But apparently we’re not thinking outside the box enough, because someone thought it was a good idea to finish a perfectly good Scotch in herring casks. Apparently the idea comes from the story that Scottish sailors used to keep their shipboard whiskies in old fishing barrels. Whether or not that’s a practical solution is up to your own personal tastes (and how desperate you are for whisky), but the WhiskyCast review is not a good one. To sum it up, Fishky smells interesting, with some salty, briny notes to an otherwise average Scotch. But when you taste it, the herring takes over and not in a good way.

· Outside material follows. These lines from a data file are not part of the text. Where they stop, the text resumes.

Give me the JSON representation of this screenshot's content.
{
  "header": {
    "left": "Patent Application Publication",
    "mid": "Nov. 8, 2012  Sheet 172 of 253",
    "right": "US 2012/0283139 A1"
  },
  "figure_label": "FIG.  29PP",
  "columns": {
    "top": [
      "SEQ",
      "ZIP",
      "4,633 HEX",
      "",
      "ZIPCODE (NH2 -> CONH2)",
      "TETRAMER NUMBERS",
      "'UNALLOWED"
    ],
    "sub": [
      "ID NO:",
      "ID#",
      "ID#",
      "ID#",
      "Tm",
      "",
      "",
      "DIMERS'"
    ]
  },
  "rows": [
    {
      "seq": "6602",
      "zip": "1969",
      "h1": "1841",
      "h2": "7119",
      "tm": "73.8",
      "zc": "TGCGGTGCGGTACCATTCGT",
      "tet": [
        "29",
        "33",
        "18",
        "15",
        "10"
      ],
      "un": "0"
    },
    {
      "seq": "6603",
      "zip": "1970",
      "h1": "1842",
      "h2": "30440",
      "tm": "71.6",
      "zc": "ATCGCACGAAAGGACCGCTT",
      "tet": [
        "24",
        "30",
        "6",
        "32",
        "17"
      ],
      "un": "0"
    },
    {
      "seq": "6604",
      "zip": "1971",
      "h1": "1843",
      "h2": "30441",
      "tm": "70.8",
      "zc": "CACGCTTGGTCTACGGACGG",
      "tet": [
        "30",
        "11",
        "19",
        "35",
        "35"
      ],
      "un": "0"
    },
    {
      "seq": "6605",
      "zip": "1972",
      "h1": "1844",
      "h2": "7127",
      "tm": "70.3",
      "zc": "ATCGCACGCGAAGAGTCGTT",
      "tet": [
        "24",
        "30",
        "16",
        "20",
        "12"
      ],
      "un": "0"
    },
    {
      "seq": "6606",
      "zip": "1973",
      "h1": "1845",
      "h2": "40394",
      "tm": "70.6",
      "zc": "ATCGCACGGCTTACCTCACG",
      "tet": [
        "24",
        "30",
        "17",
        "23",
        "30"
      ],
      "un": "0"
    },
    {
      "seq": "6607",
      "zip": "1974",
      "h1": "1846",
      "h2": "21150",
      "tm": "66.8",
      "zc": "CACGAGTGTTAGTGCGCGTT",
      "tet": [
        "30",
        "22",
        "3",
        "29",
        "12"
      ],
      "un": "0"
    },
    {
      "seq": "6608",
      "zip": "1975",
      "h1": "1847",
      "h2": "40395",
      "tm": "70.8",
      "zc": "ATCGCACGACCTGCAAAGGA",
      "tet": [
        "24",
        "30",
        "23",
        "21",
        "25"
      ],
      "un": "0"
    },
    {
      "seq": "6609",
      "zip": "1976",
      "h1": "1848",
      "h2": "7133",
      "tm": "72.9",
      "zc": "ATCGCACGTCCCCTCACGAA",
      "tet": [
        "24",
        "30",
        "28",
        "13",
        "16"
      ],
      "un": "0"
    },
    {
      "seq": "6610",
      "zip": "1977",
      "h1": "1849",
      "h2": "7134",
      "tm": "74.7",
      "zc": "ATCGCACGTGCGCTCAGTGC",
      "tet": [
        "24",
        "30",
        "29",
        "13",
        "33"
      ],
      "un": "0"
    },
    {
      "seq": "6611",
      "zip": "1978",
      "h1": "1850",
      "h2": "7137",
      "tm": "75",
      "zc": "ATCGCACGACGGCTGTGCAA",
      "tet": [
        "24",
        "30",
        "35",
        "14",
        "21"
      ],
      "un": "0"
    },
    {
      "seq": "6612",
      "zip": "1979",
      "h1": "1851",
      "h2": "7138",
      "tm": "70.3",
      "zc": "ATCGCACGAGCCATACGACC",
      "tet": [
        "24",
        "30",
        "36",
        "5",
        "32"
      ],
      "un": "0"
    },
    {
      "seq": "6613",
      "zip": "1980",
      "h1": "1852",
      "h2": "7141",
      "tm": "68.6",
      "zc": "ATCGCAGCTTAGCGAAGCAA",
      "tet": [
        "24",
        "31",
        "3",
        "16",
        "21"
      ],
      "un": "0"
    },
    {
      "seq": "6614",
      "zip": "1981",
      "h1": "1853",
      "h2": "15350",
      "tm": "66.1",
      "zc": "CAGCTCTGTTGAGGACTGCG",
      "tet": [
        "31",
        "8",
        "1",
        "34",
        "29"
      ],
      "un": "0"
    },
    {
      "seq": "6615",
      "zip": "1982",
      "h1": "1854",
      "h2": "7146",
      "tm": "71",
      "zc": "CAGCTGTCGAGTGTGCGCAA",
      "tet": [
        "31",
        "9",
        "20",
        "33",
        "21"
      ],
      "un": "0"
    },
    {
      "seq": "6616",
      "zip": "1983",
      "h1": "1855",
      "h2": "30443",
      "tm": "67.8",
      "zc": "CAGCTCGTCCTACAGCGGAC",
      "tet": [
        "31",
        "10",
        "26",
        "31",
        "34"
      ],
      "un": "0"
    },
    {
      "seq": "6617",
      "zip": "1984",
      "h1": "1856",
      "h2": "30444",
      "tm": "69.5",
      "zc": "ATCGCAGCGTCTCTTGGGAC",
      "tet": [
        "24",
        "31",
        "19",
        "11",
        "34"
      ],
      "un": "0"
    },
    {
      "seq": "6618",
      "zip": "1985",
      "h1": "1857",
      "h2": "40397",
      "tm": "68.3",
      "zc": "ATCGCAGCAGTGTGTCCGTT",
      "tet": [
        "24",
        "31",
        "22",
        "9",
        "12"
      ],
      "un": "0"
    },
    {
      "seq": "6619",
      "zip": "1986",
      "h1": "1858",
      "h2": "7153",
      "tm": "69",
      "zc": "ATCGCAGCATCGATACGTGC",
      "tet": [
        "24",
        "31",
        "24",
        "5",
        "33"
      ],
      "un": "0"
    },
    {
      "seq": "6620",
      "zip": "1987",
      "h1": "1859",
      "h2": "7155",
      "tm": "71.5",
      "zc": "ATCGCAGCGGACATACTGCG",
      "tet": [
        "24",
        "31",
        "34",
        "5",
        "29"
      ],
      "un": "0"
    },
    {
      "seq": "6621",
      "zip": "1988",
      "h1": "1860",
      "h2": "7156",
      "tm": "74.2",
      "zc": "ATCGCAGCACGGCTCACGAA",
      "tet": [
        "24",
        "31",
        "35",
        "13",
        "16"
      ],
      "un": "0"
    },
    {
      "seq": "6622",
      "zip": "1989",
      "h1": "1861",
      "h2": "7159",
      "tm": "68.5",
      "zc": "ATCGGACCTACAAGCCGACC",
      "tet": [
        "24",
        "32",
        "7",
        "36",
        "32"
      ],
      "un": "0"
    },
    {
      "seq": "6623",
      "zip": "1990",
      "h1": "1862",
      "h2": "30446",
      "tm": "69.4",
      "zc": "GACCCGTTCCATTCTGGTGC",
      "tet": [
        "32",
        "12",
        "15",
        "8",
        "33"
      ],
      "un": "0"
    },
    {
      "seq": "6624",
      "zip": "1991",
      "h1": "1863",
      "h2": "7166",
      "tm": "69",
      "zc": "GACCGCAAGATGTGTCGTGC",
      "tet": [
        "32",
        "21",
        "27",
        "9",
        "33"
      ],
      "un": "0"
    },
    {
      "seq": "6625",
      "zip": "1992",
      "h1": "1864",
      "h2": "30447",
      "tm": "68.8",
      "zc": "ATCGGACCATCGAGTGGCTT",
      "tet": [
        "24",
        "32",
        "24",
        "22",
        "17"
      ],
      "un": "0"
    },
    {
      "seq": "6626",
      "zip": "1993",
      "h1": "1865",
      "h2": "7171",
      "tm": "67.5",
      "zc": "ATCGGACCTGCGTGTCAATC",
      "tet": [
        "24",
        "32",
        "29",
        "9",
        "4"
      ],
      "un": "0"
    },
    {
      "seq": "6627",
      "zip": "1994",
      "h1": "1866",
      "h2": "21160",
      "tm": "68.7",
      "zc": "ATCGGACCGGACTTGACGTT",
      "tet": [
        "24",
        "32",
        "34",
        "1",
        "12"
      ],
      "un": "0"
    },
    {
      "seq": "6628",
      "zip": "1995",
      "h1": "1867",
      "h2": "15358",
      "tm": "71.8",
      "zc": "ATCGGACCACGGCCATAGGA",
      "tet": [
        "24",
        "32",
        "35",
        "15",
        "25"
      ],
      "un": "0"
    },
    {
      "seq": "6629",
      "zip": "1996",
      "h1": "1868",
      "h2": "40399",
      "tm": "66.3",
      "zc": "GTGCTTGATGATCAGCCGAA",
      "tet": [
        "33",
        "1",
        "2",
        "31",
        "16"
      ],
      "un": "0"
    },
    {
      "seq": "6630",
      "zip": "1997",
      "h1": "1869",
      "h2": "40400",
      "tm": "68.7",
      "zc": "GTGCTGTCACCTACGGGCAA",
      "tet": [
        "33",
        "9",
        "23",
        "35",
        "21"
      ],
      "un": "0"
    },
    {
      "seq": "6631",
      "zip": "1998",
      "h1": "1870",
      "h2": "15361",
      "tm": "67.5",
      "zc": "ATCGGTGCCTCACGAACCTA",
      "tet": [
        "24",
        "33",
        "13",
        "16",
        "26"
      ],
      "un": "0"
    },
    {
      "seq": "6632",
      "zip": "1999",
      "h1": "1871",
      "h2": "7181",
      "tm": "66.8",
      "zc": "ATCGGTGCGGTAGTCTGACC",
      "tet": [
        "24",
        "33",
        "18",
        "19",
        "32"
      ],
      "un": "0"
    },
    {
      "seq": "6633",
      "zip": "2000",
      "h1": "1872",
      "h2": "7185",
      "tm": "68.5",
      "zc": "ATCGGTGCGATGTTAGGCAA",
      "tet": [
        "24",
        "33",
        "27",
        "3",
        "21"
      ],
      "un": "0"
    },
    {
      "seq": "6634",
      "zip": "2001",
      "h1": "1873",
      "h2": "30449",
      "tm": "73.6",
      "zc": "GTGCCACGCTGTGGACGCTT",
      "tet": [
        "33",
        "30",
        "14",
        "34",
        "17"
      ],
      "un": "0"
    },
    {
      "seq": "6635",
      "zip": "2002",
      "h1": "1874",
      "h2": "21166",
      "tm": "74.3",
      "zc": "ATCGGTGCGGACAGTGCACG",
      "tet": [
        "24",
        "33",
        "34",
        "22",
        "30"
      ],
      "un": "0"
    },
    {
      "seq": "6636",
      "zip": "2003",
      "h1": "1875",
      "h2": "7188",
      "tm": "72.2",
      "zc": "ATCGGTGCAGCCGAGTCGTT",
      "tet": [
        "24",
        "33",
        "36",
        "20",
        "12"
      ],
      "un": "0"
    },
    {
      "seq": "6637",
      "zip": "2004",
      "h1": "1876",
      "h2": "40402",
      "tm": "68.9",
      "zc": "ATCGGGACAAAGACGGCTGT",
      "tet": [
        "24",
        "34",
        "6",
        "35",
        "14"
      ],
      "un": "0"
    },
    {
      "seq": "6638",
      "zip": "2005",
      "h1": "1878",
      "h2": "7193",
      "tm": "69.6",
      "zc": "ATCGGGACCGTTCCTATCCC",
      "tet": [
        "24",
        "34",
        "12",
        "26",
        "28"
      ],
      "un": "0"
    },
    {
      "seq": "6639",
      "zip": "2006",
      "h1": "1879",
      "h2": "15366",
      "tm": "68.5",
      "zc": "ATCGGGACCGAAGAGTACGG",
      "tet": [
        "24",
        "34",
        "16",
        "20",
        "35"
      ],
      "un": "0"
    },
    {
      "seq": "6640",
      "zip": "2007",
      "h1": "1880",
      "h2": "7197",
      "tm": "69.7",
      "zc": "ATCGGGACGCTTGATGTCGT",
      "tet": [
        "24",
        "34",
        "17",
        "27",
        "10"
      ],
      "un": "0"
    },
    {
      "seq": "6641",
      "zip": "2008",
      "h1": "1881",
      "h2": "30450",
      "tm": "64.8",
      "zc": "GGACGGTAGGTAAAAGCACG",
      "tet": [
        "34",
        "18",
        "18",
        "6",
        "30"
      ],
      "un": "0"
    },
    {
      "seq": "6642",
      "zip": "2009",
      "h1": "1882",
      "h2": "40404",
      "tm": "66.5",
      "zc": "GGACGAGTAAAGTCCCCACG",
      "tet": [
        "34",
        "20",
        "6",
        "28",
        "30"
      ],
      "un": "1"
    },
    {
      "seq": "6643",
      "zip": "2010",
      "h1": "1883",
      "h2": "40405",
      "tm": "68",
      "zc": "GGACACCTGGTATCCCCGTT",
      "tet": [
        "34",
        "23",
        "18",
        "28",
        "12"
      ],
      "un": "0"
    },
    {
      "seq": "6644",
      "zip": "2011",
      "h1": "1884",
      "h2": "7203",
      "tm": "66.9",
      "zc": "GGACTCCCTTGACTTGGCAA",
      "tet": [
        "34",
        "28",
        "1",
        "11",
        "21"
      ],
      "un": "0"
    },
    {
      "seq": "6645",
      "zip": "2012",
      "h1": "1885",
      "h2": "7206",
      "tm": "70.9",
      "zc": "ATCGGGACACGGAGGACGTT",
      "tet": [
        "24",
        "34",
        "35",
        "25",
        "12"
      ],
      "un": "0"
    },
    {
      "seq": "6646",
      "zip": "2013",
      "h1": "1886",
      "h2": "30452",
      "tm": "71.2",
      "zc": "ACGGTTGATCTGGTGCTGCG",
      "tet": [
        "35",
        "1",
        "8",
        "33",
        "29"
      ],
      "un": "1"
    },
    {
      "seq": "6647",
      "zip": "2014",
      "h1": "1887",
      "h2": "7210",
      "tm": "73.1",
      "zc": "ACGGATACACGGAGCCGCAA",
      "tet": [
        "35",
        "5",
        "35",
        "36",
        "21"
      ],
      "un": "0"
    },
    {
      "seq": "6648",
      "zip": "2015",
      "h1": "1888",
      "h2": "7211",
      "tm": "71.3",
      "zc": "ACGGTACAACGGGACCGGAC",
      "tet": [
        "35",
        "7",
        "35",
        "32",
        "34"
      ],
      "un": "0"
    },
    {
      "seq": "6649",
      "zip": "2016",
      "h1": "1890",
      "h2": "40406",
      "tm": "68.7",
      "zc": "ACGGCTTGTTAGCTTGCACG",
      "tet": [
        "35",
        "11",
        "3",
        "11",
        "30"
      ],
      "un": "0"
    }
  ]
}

In a way that tastes like the ocean is puking in your mouth.
And if that flavor profile is somehow attractive to you, good luck tracking this one down. We’ve only been able to find the WhiskyCast review, and there aren’t any shopping links or distillery names attached to it. There is a name for a bottler, but when we went to stupidcask.de, we found a German clothing brand. So unless Bavarian Urban Outfitters dabbles in whisky finishes, Fishky is quickly fading into urban legend territory.
Reindeer Antler Whiskey
Reindeer antler whiskey was featured here before, but it’s too unusual to not talk about twice. It’s an old Thai tradition that perfectly fits into modern times, since this is actually an infusion rather than a whiskey someone aged in a reindeer antler cask. The belief is that a reindeer whiskey infusion boosts vitality and all around good living.
It’s part of a larger tradition of Thai herbal liquors called Yaa Dong. These are herbal drinks and infusions meant to treat ailments or improve whiskey taste, so they’re not actually all that different from the European and American practice of whipping yourself up a hot toddy when you feel a cold coming on. In Thailand, you can find whole bars devoted to Yaa Dong, which would make your vacation to Thailand one of the healthier trips you could take. $5
Jefferson’s Ocean took a better route to ocean inspired whiskey than Fishky did. Instead of creating something people wouldn’t even age sardines in, Jefferson’s decided to make and cask whiskey like normal people, then age that whiskey on sailing voyages. That means the ocean’s influence is much more about climate than taste. On the voyage, temperature fluctuate wildly, salt air interacts with the barrels and whiskey, and the rocking of the boat sloshes the whiskey around. We’re not sure what the last part does in a technical sense, but since most whiskey is stuck on a shelf for years, putting some motion into the process definitely has to change things.
According to Jefferson’s, aging the whiskey on the ocean gives it characteristics you’d normally find in other spirits. The color and base flavors are closer to dark rum and the sea air injects some Scotch into an American bourbon. We’d imagine flavors also change based on the route and time of the year. Weather can change drastically on the ocean, so the products of different voyages should end with subtle differences. Or they’re completely different. We haven’t tasted them all. $85